Study material ->
· · · · · · ·
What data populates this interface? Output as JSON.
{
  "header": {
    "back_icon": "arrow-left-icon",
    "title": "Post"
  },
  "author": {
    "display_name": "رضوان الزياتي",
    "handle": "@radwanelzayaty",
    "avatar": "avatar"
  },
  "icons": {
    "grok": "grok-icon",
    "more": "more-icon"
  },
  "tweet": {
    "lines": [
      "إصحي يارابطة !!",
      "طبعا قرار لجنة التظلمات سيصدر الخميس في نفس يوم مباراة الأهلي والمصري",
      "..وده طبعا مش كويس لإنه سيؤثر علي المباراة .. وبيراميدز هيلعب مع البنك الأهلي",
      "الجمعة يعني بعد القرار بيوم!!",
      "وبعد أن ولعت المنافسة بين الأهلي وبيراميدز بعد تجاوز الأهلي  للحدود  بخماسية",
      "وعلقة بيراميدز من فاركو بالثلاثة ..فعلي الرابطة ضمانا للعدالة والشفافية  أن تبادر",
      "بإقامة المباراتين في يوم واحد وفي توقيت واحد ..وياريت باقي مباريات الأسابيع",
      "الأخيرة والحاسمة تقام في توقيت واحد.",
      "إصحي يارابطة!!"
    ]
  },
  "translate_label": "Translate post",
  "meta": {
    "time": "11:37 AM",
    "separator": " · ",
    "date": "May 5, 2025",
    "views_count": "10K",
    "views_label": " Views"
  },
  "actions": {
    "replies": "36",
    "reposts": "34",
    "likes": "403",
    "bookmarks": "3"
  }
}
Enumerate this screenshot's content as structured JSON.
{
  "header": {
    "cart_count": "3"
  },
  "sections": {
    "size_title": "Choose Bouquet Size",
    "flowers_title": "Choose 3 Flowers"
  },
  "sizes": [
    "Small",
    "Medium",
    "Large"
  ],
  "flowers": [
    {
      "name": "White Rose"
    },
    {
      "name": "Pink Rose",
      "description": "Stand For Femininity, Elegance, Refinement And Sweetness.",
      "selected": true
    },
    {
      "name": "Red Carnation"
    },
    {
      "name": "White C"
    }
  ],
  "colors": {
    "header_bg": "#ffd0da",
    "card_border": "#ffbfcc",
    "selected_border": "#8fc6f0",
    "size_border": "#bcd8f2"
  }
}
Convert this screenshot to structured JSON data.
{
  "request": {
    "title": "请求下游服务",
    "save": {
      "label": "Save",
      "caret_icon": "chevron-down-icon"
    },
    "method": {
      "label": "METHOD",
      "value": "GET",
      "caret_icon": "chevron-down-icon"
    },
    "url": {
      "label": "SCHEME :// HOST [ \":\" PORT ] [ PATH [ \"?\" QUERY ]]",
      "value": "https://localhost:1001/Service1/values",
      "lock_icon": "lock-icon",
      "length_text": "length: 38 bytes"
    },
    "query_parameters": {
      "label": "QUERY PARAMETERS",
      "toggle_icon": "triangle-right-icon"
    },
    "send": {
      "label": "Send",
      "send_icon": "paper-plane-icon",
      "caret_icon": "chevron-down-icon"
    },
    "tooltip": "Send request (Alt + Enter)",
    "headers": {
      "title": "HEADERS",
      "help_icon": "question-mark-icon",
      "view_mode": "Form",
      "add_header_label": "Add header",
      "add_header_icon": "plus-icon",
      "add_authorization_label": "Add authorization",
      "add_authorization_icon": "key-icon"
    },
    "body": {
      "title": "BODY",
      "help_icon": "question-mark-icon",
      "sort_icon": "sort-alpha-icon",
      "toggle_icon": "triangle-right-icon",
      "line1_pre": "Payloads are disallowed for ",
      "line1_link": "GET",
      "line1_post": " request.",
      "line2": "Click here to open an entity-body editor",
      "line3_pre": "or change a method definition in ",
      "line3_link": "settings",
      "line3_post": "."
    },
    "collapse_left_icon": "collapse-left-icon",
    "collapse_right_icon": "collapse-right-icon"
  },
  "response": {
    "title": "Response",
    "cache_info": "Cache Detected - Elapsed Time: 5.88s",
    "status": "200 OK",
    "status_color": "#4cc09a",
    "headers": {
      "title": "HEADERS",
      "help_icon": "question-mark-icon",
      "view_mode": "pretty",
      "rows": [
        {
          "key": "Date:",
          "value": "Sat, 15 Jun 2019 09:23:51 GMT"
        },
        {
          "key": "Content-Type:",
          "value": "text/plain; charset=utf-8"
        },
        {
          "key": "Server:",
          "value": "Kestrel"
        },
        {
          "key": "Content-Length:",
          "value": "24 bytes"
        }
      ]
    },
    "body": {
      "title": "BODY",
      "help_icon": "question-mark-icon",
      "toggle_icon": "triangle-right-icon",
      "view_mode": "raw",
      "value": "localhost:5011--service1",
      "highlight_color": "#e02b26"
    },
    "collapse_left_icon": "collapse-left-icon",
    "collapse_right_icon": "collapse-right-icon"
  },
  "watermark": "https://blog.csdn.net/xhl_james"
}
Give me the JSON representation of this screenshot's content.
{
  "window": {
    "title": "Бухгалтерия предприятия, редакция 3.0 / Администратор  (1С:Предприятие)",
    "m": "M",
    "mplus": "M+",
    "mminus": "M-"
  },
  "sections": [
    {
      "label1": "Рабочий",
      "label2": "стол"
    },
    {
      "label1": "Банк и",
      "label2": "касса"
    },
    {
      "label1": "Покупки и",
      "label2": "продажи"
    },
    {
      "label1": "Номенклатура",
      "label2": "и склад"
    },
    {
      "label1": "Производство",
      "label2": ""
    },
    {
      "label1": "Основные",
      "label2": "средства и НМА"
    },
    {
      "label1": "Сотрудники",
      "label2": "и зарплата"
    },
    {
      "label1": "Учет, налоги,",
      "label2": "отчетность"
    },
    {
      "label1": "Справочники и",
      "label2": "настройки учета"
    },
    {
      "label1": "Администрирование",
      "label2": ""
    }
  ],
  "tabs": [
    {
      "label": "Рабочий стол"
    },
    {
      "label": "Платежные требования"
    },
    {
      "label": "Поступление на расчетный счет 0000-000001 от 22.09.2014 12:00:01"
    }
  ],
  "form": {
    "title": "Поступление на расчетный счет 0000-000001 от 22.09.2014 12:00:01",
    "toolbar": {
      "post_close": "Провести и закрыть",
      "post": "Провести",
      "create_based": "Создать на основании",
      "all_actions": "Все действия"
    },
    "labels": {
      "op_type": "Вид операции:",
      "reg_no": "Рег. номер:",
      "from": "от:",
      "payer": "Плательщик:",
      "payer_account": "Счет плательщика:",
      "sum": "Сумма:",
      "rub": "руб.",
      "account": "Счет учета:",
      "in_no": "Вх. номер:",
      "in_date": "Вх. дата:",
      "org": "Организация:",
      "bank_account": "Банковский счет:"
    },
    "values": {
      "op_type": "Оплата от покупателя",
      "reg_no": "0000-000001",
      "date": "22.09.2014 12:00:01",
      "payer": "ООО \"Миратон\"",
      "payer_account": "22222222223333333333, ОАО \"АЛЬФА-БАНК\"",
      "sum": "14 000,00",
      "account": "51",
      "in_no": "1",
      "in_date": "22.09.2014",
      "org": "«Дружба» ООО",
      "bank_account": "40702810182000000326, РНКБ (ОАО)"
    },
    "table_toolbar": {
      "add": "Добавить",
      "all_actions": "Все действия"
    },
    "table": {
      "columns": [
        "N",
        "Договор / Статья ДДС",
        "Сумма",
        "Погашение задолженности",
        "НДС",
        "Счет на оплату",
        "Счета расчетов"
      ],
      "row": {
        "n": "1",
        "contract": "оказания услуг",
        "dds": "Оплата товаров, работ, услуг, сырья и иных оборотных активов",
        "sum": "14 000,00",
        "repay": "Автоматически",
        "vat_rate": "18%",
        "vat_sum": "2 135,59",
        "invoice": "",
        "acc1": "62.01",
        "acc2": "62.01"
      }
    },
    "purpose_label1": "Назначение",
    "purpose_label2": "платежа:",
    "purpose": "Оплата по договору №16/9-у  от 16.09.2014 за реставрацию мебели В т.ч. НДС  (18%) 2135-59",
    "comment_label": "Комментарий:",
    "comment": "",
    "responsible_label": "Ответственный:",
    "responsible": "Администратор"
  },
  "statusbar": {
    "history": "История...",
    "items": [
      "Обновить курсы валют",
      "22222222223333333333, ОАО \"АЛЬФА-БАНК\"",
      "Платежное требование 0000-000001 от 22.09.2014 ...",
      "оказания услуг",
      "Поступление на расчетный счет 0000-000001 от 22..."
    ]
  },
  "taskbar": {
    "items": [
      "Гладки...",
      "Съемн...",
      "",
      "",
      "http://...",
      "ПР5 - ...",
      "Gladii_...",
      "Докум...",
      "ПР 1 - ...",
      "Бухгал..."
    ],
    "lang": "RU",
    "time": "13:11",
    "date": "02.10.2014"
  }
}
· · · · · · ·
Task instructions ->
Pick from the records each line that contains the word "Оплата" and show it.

Finished task ->
      "op_type": "Оплата от покупателя",
        "dds": "Оплата товаров, работ, услуг, сырья и иных оборотных активов",
    "purpose": "Оплата по договору №16/9-у  от 16.09.2014 за реставрацию мебели В т.ч. НДС  (18%) 2135-59",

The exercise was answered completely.